A trust owned a majority shareholding in a family firm. A purchaser wished to buy a substantial interest. Differing sections of the beneficiaries wanted either to sell or not. The trustees sought advance approval for a planned use of their powers to sel.
Held: For their part, the Trustees have made it clear . . that they do not wish to surrender their discretion to the court, but are instead asking the court to give its blessing to their proposed course of action. The application therefore falls within the second category identified by Robert Walker J (as he then was) in a judgment given in chambers in 1995 and cited by Hart J in The Public Trustee v Cooper  WTLR 922 at 923:
The second category is where the issue is whether the proposed course of action is a proper exercise of the trustees’ powers where there is no real doubt as to the nature of the trustees’ powers and the trustees have decided how they want to exercise them but, because the decision is particularly momentous, the trustees wish to obtain the blessing of the court for the action on which they have resolved and which is within their powers. Obvious examples of that, which are very familiar in the Chancery Division, are a decision by trustees to sell a family estate or to sell a controlling holding in a family company. In such circumstances there is no doubt at all as to the extent of the trustees’ powers nor is there any doubt as to what the trustees want to do but they think it prudent and the court will give them their costs of doing so to obtain the court’s blessing on a momentous decision. . . ‘
 EWHC 2232 (Ch)
England and Wales
Cited – Re JS (Disposal of Body) FD 10-Nov-2016
Child’s Wish for post-mortem cryonic Preservation
JS, a child of 14, anticipating her death from cancer expressed the desire that her body should receive cryonic preservation in the hope that one day a treatment might be available to allow her to be revived, and proceedings were issued.

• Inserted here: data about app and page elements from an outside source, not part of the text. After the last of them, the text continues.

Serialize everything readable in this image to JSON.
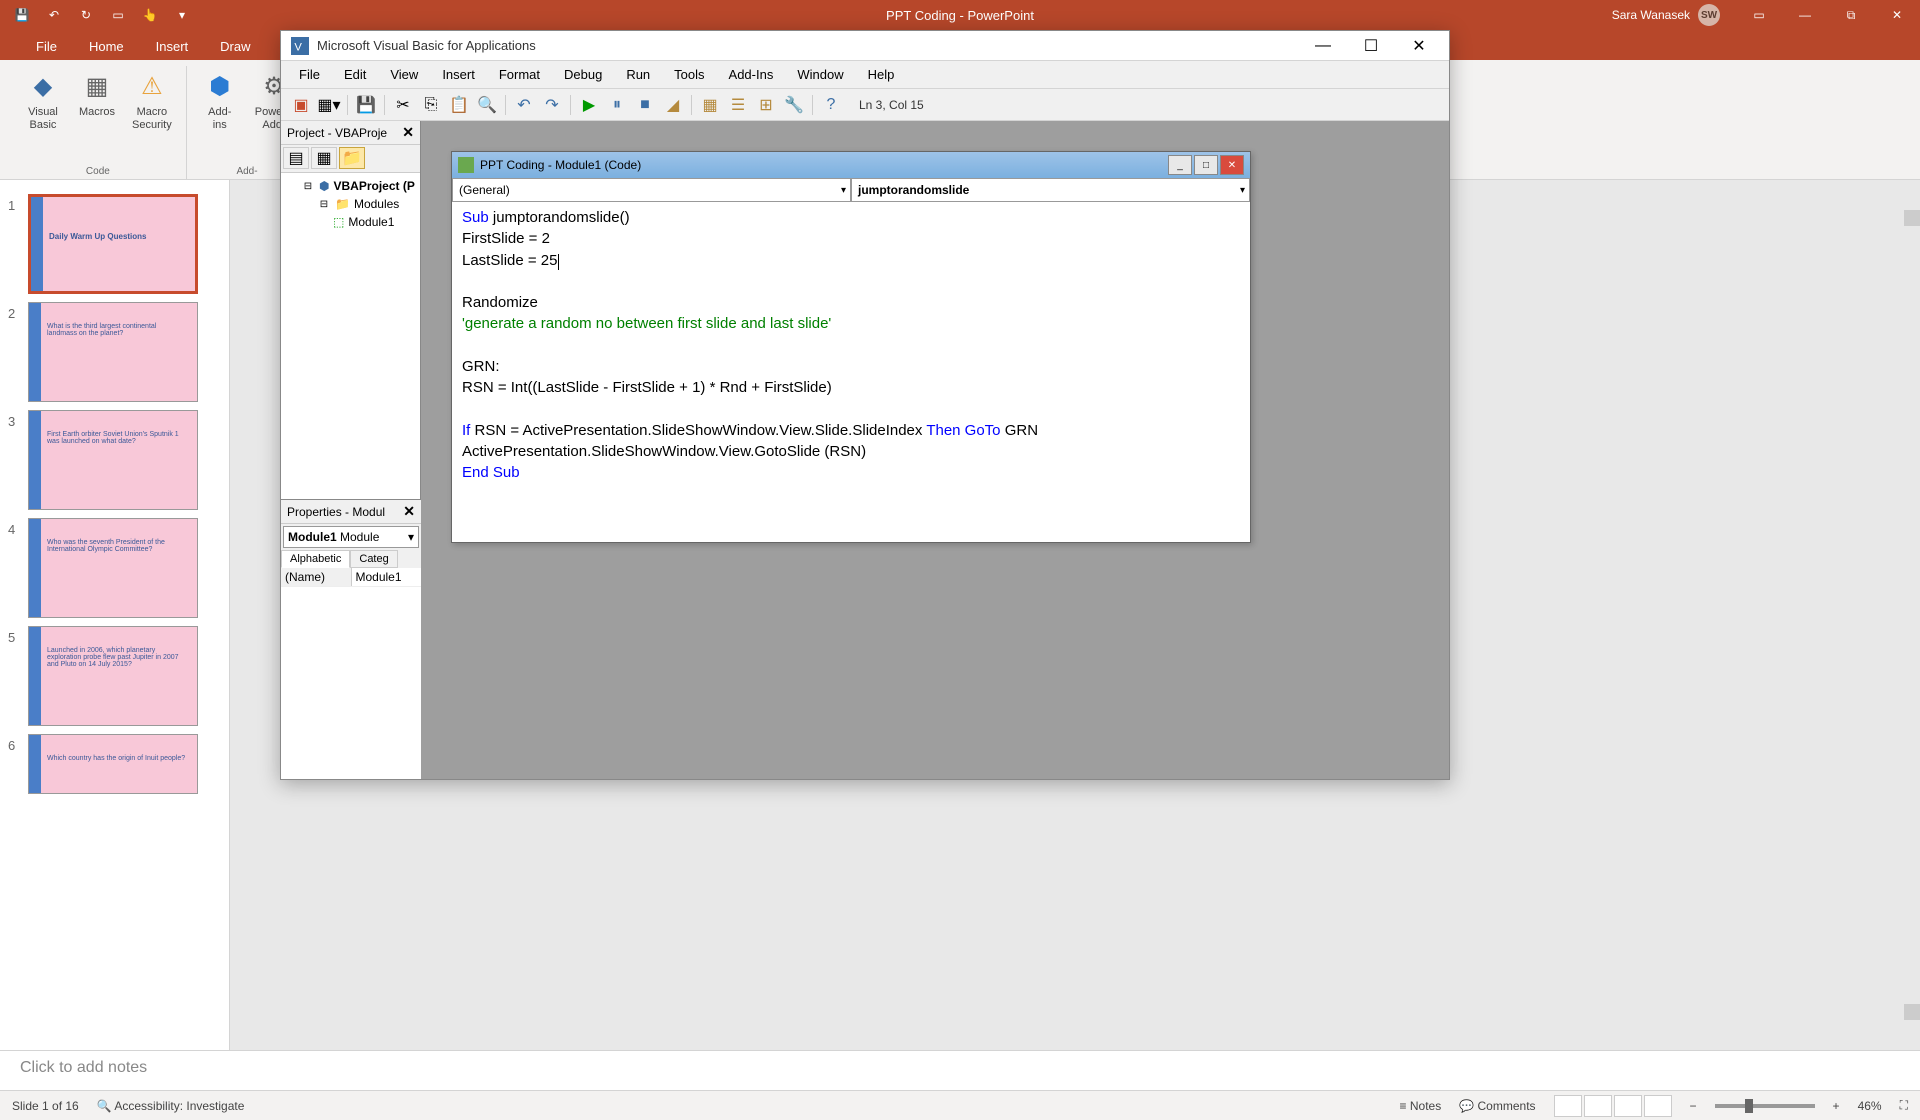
{
  "ppt": {
    "title": "PPT Coding  -  PowerPoint",
    "user": "Sara Wanasek",
    "user_initials": "SW",
    "tabs": [
      "File",
      "Home",
      "Insert",
      "Draw"
    ],
    "ribbon": {
      "group_code": "Code",
      "visual_basic": "Visual\nBasic",
      "macros": "Macros",
      "macro_security": "Macro\nSecurity",
      "addins": "Add-\nins",
      "ppt_addins": "PowerP\nAdd-",
      "addins_group": "Add-"
    },
    "notes_placeholder": "Click to add notes",
    "status": {
      "slide": "Slide 1 of 16",
      "accessibility": "Accessibility: Investigate",
      "notes": "Notes",
      "comments": "Comments",
      "zoom": "46%"
    },
    "thumbs": [
      {
        "n": "1",
        "text": "Daily Warm Up Questions"
      },
      {
        "n": "2",
        "text": "What is the third largest continental landmass on the planet?"
      },
      {
        "n": "3",
        "text": "First Earth orbiter Soviet Union's Sputnik 1 was launched on what date?"
      },
      {
        "n": "4",
        "text": "Who was the seventh President of the International Olympic Committee?"
      },
      {
        "n": "5",
        "text": "Launched in 2006, which planetary exploration probe flew past Jupiter in 2007 and Pluto on 14 July 2015?"
      },
      {
        "n": "6",
        "text": "Which country has the origin of Inuit people?"
      }
    ]
  },
  "vba": {
    "title": "Microsoft Visual Basic for Applications",
    "menus": [
      "File",
      "Edit",
      "View",
      "Insert",
      "Format",
      "Debug",
      "Run",
      "Tools",
      "Add-Ins",
      "Window",
      "Help"
    ],
    "cursor": "Ln 3, Col 15",
    "project_panel_title": "Project - VBAProje",
    "project_root": "VBAProject (P",
    "modules_folder": "Modules",
    "module1": "Module1",
    "props_title": "Properties - Modul",
    "props_combo_name": "Module1",
    "props_combo_type": "Module",
    "props_tab_alpha": "Alphabetic",
    "props_tab_cat": "Categ",
    "props_name_key": "(Name)",
    "props_name_val": "Module1",
    "code_title": "PPT Coding - Module1 (Code)",
    "dd_left": "(General)",
    "dd_right": "jumptorandomslide",
    "code": {
      "l1a": "Sub",
      "l1b": " jumptorandomslide()",
      "l2": "FirstSlide = 2",
      "l3": "LastSlide = 25",
      "l4": "",
      "l5": "Randomize",
      "l6": "'generate a random no between first slide and last slide'",
      "l7": "",
      "l8": "GRN:",
      "l9": "RSN = Int((LastSlide - FirstSlide + 1) * Rnd + FirstSlide)",
      "l10": "",
      "l11a": "If",
      "l11b": " RSN = ActivePresentation.SlideShowWindow.View.Slide.SlideIndex ",
      "l11c": "Then GoTo",
      "l11d": " GRN",
      "l12": "ActivePresentation.SlideShowWindow.View.GotoSlide (RSN)",
      "l13": "End Sub"
    }
  }
}
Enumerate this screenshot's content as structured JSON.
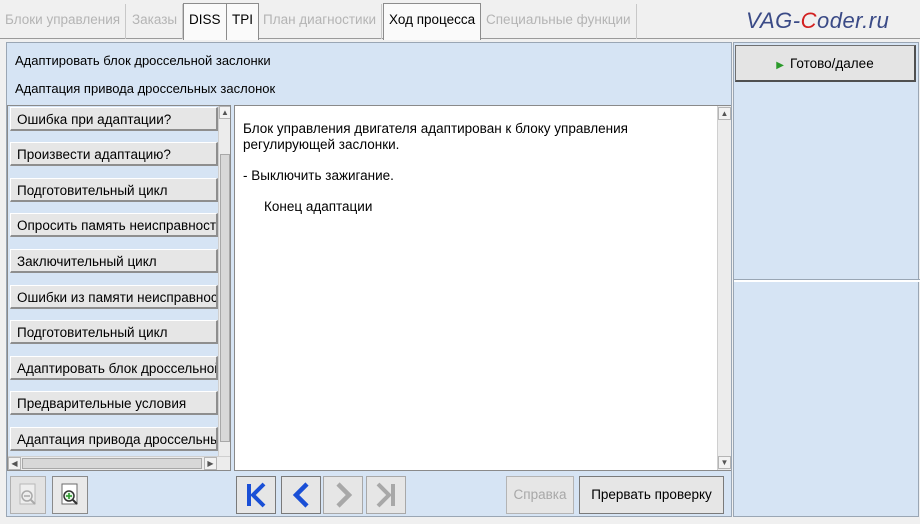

Her parents . .
These lists may be incomplete.
Updated: 19 April 2021; Ref: scu.463320